Not yet. No bookstore I’ve been to in Canada carries what I would consider a competent selection of graphic novels

With the increasing popularity of GN’s/TPB’s do you find yourself stocking these more or less than you expected. There are a lot of upfront cost in a large TPB inventory, are you focusing on a publisher or specific series? Do you intend to carry a wider range of publisher in the future or would these books be special orders only?

We carry more graphic novels all the time. I believe it’s amateur (for a retailer) to not look for anything that may sell, regardless of the publisher or (the retailers) opinion and your shelf life on graphic novels is huge compared to a monthly comic, with similar margins. There is huge upside for books like Scott Pilrim, Johnny The Homicidal Manica, Tank Girl, or Wet Moon.

Are you located near any schools? Is there a college nearby? What percentage of your business would be students? Did the presence or lack of presence influence your decision to open at your current location?

There are no grade schools nearby. The UBC downtown campus is one block away. SFU downtown campus is 4 blocks away. Vancouver Film school is 6 blocks away. There is an ESL school on our block and many, many more ELS schools in the downtown area. None of these schools existed downtown when I opened so they of course they wouldn’t have influenced my location decision.

Do you consider your store woman and kid friendly?

Yes.

What percentage of your business is female/child?

Women 20-25% and kids 1-2%.

Do you have plans to grow these groups?

Yes.

Do you have a kids comics section?

Yes.

Do you stock comics that are considered kids friendly/age appropriate reading?

It is worth noting that most of the kids comics sell to adults that enjoy the kids characters (especially Archie), only the youngest (8 and under) want kids comics. The older kids want the other ‘cool’ comics. It is also worth mentioning that I believe that if you want a store to be women friendly, hire a knowledgeable women to work for you, it breaks up the frat club atmosphere that can develop when men work together and creates an all-around more professional atmosphere for you to present to a significant part of your customer base.

Do you consider your store a collector store, where you can find high grade books, or long runs of older back issues? Do you find that back issues are a focus for your customers?

Yes! Back issues are becoming less important as graphic novels take over but classic old comics have never been better.

What form of advertising do you use? (city newspaper, small/free papers, TV, radio, flyers, word of mouth?)

  • Yellow pages
  • Price Guide web site
  • our web site
  • local tourism BC web sites
  • Vancouver Downtown business has a good local web site
  • hotel concierge are great
  • word of mouth
  • newspaper TV/radio interviews.

Pull lists: good or bad?
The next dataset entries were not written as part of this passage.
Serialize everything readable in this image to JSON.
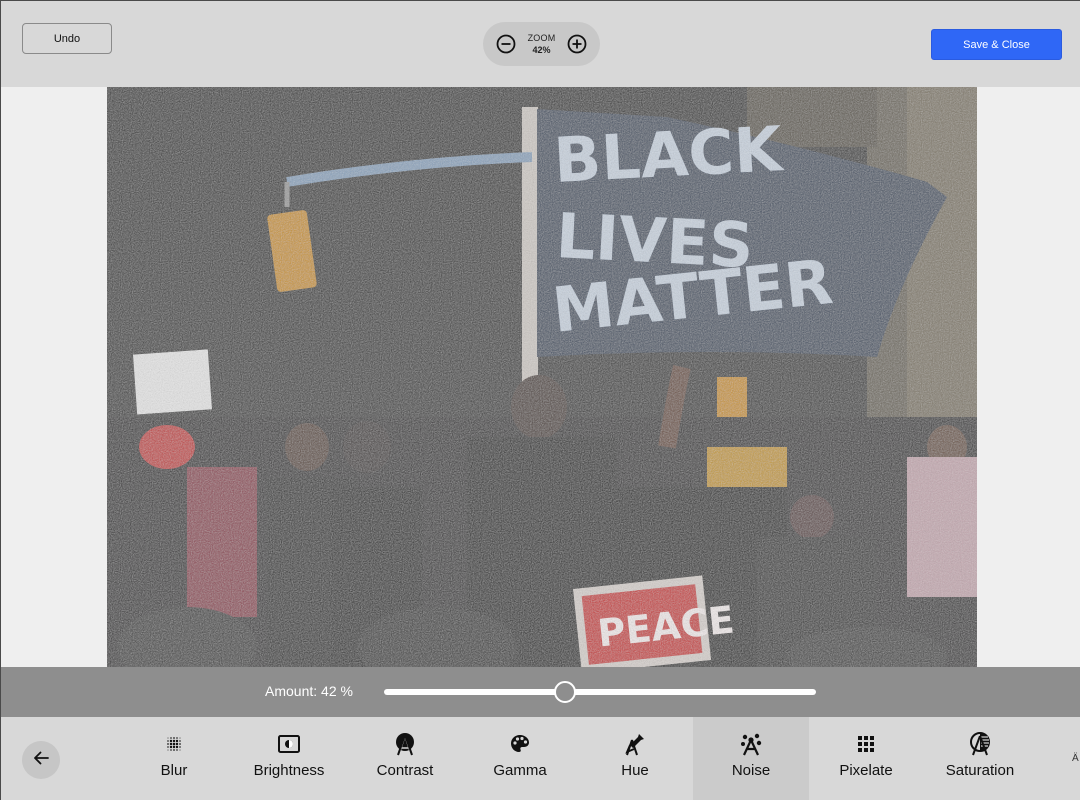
{
  "toolbar": {
    "undo_label": "Undo",
    "zoom": {
      "label": "ZOOM",
      "value": "42%",
      "zoom_out_icon": "minus-circle-icon",
      "zoom_in_icon": "plus-circle-icon"
    },
    "save_label": "Save & Close",
    "accent_color": "#2f67f6"
  },
  "canvas": {
    "image_alt": "Protest photo with Black Lives Matter flag, noise filter applied",
    "flag_text": [
      "BLACK",
      "LIVES",
      "MATTER"
    ],
    "sign_text": "PEACE"
  },
  "amount": {
    "label": "Amount: 42 %",
    "value": 42,
    "min": 0,
    "max": 100
  },
  "tools": {
    "back_icon": "arrow-left-icon",
    "items": [
      {
        "label": "Blur",
        "icon": "blur-dots-icon",
        "active": false
      },
      {
        "label": "Brightness",
        "icon": "brightness-icon",
        "active": false
      },
      {
        "label": "Contrast",
        "icon": "contrast-icon",
        "active": false
      },
      {
        "label": "Gamma",
        "icon": "palette-icon",
        "active": false
      },
      {
        "label": "Hue",
        "icon": "eyedropper-icon",
        "active": false
      },
      {
        "label": "Noise",
        "icon": "noise-icon",
        "active": true
      },
      {
        "label": "Pixelate",
        "icon": "pixel-grid-icon",
        "active": false
      },
      {
        "label": "Saturation",
        "icon": "saturation-icon",
        "active": false
      }
    ],
    "overflow_glyph": "Ä"
  }
}
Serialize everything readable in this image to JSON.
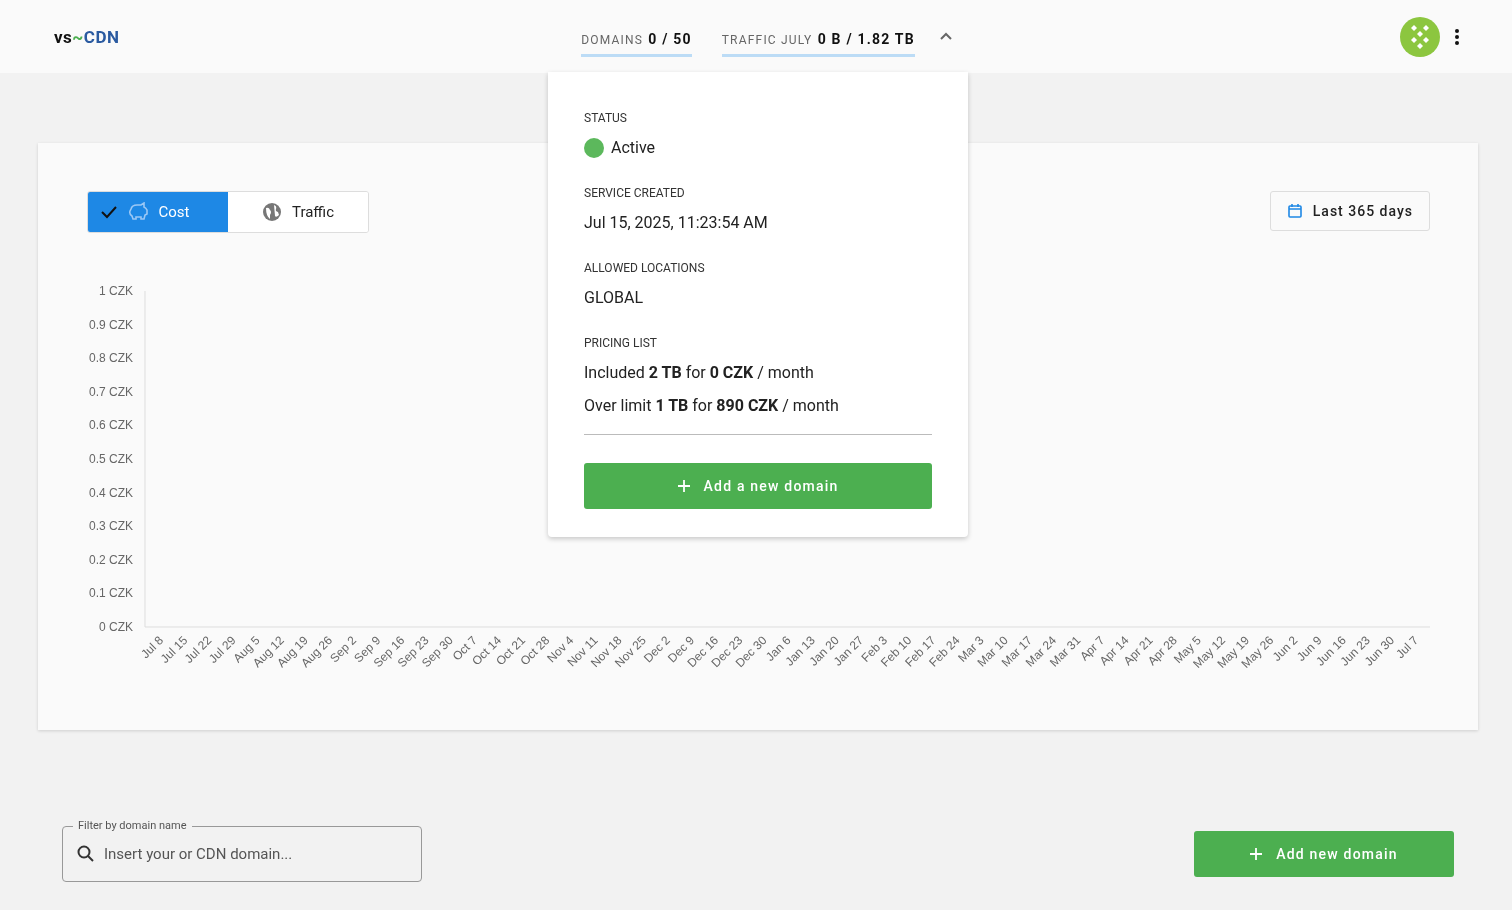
{
  "header": {
    "logo": {
      "prefix": "vs",
      "tilde": "~",
      "name": "CDN"
    },
    "stats": [
      {
        "label": "DOMAINS",
        "value": "0 / 50"
      },
      {
        "label": "TRAFFIC JULY",
        "value": "0 B / 1.82 TB"
      }
    ],
    "expanded": true
  },
  "popup": {
    "sections": [
      {
        "kind": "status",
        "label": "STATUS",
        "value": "Active",
        "color": "#5cb85c"
      },
      {
        "kind": "text",
        "label": "SERVICE CREATED",
        "value": "Jul 15, 2025, 11:23:54 AM"
      },
      {
        "kind": "text",
        "label": "ALLOWED LOCATIONS",
        "value": "GLOBAL"
      },
      {
        "kind": "lines",
        "label": "PRICING LIST",
        "lines": [
          "Included **2 TB** for **0 CZK** / month",
          "Over limit **1 TB** for **890 CZK** / month"
        ]
      }
    ],
    "button": "Add a new domain"
  },
  "toggle": [
    {
      "kind": "cost",
      "label": "Cost",
      "selected": true
    },
    {
      "kind": "traffic",
      "label": "Traffic",
      "selected": false
    }
  ],
  "range_button": "Last 365 days",
  "chart_data": {
    "type": "line",
    "ylim": [
      0,
      1
    ],
    "yticks": [
      {
        "value": 0,
        "label": "0 CZK"
      },
      {
        "value": 0.1,
        "label": "0.1 CZK"
      },
      {
        "value": 0.2,
        "label": "0.2 CZK"
      },
      {
        "value": 0.3,
        "label": "0.3 CZK"
      },
      {
        "value": 0.4,
        "label": "0.4 CZK"
      },
      {
        "value": 0.5,
        "label": "0.5 CZK"
      },
      {
        "value": 0.6,
        "label": "0.6 CZK"
      },
      {
        "value": 0.7,
        "label": "0.7 CZK"
      },
      {
        "value": 0.8,
        "label": "0.8 CZK"
      },
      {
        "value": 0.9,
        "label": "0.9 CZK"
      },
      {
        "value": 1,
        "label": "1 CZK"
      }
    ],
    "categories": [
      "Jul 8",
      "Jul 15",
      "Jul 22",
      "Jul 29",
      "Aug 5",
      "Aug 12",
      "Aug 19",
      "Aug 26",
      "Sep 2",
      "Sep 9",
      "Sep 16",
      "Sep 23",
      "Sep 30",
      "Oct 7",
      "Oct 14",
      "Oct 21",
      "Oct 28",
      "Nov 4",
      "Nov 11",
      "Nov 18",
      "Nov 25",
      "Dec 2",
      "Dec 9",
      "Dec 16",
      "Dec 23",
      "Dec 30",
      "Jan 6",
      "Jan 13",
      "Jan 20",
      "Jan 27",
      "Feb 3",
      "Feb 10",
      "Feb 17",
      "Feb 24",
      "Mar 3",
      "Mar 10",
      "Mar 17",
      "Mar 24",
      "Mar 31",
      "Apr 7",
      "Apr 14",
      "Apr 21",
      "Apr 28",
      "May 5",
      "May 12",
      "May 19",
      "May 26",
      "Jun 2",
      "Jun 9",
      "Jun 16",
      "Jun 23",
      "Jun 30",
      "Jul 7"
    ]
  },
  "filter": {
    "label": "Filter by domain name",
    "placeholder": "Insert your or CDN domain..."
  },
  "add_button": "Add new domain"
}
Do you have free pull list? Minimum number of titles? Do you offer a discount on everything for a pull list customer? Do you have them pay a yearly membership fee to get a discount?

I don’t see how you can avoid pull lists, we don’t charge for it but I admire dealer who can successfully do that. I ask for a three comics a month, but don’t enforce it very strongly. I have always believed that across the board discounts are a mistake: it’s fine to have a sale but target your items.

Do you use a computerized point of sale and inventory system? Do you track sales of items to adjust orders up or down? Do you have a system to ensure a restocking of a sold book?

Comtrac

Advertisements